Exercise directions: The expected answer is a copy of every line in the listing that has the word "title".
Top of Task inputs
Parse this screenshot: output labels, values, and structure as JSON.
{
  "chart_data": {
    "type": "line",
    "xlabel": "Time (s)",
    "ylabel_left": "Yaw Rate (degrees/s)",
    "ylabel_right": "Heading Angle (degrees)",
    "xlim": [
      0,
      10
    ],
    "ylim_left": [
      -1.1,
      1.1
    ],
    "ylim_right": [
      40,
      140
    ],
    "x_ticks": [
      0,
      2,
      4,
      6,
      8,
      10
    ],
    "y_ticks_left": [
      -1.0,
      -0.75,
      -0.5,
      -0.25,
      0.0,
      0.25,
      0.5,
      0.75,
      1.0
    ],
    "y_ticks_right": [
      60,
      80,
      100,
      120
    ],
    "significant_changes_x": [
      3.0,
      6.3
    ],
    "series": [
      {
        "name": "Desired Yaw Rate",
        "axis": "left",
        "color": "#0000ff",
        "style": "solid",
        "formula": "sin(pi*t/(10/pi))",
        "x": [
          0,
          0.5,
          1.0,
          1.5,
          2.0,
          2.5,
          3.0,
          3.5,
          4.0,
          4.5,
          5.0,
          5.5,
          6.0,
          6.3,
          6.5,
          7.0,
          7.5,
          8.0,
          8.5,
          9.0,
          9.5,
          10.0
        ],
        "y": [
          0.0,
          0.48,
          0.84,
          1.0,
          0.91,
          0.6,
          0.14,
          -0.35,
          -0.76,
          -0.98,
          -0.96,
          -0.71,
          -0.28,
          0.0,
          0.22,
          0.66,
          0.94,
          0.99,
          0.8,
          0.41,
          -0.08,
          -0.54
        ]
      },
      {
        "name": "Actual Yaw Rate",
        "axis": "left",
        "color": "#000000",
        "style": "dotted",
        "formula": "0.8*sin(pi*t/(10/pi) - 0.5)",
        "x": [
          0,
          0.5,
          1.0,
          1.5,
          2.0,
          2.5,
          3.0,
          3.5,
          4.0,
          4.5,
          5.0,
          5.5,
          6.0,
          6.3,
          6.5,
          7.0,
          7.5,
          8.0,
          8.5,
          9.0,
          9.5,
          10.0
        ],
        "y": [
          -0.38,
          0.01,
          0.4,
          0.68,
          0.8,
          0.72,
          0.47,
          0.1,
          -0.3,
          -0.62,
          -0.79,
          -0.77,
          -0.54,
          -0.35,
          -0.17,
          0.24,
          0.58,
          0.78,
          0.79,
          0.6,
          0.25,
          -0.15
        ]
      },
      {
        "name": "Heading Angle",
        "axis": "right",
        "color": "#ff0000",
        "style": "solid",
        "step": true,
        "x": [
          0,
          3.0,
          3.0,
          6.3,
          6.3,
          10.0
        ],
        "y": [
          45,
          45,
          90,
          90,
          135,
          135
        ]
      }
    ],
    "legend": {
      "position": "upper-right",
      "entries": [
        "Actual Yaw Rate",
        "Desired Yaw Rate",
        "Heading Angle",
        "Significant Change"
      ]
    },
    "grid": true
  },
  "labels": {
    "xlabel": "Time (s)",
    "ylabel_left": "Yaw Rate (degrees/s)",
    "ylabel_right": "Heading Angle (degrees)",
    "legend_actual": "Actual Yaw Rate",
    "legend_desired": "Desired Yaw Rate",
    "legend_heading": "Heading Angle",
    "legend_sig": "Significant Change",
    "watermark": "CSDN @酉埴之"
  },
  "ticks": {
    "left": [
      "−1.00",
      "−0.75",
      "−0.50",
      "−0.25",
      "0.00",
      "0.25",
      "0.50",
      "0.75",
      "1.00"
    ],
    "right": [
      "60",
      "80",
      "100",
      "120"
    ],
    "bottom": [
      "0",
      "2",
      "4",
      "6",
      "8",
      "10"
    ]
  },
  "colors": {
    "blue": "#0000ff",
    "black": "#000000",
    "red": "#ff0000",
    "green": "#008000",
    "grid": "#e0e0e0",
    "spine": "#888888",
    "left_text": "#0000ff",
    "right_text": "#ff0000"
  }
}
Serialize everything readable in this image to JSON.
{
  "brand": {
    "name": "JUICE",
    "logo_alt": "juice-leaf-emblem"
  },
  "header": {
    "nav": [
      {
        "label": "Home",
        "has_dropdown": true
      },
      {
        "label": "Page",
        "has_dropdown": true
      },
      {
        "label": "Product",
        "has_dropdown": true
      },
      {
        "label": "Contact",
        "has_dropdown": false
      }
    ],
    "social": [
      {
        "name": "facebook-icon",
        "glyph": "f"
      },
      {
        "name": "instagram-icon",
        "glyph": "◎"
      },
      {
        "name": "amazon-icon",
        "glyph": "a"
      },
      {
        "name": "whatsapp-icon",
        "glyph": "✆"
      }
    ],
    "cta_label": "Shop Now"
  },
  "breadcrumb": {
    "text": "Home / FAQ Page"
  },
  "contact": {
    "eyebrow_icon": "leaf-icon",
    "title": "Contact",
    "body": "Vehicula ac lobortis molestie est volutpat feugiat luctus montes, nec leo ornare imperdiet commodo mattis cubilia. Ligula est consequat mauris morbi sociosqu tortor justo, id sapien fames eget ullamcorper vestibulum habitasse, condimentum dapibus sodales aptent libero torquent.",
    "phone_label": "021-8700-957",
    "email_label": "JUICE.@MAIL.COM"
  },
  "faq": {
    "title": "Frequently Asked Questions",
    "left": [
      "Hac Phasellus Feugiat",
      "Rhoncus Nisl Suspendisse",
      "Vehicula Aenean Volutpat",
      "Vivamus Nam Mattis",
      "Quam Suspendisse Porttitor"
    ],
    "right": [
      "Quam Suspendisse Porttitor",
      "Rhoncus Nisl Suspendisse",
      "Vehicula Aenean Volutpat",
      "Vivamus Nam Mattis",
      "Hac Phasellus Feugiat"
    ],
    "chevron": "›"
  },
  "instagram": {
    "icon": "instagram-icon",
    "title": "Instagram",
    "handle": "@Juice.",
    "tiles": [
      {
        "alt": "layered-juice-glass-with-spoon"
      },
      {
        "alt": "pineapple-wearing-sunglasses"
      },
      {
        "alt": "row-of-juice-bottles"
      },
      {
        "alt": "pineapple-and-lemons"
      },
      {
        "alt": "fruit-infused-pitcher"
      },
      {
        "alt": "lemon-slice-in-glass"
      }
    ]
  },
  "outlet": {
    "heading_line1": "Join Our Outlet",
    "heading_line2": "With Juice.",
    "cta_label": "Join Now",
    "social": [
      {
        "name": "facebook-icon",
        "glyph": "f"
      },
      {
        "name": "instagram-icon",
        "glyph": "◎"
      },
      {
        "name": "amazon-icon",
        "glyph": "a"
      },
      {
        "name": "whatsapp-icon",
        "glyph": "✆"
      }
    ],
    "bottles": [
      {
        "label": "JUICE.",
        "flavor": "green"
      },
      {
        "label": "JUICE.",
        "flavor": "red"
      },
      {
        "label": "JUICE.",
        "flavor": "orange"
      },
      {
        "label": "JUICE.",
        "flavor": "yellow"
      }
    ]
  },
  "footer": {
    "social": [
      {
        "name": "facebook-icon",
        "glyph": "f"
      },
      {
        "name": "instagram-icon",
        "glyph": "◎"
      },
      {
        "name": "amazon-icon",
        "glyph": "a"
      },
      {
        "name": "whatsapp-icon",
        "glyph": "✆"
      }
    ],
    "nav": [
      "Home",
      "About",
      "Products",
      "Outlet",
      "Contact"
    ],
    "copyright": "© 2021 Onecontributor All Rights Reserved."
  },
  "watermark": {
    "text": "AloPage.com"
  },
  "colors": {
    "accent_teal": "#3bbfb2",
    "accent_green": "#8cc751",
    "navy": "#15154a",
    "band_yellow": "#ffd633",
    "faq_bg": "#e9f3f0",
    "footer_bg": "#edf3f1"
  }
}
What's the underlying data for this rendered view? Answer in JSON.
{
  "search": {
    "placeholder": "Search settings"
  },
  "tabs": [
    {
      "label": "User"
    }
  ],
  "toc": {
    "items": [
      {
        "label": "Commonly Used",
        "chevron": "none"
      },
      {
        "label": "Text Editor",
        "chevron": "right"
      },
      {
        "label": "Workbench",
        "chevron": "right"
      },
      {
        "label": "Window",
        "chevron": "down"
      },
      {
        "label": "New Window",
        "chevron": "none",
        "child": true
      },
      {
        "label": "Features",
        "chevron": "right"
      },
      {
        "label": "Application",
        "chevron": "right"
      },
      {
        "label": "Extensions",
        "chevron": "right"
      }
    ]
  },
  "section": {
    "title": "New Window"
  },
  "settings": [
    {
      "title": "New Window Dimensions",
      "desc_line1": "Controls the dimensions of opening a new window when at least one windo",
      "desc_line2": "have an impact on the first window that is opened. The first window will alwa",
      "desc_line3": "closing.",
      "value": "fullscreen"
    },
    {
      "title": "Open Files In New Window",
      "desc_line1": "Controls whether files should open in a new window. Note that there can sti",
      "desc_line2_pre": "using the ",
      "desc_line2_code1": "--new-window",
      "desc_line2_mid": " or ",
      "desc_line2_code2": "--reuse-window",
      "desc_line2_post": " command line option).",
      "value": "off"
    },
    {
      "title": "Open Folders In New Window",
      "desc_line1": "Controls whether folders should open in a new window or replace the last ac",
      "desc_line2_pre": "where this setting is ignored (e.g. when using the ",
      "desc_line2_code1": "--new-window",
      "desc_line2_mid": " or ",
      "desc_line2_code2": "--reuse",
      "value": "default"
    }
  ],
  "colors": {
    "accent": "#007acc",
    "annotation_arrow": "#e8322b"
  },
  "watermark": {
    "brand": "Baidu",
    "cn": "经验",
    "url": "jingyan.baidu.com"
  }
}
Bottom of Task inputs
Answer to this task:
    "title": "Contact",
    "title": "Frequently Asked Questions",
    "title": "Instagram",
    "title": "New Window"
      "title": "New Window Dimensions",
      "title": "Open Files In New Window",
      "title": "Open Folders In New Window",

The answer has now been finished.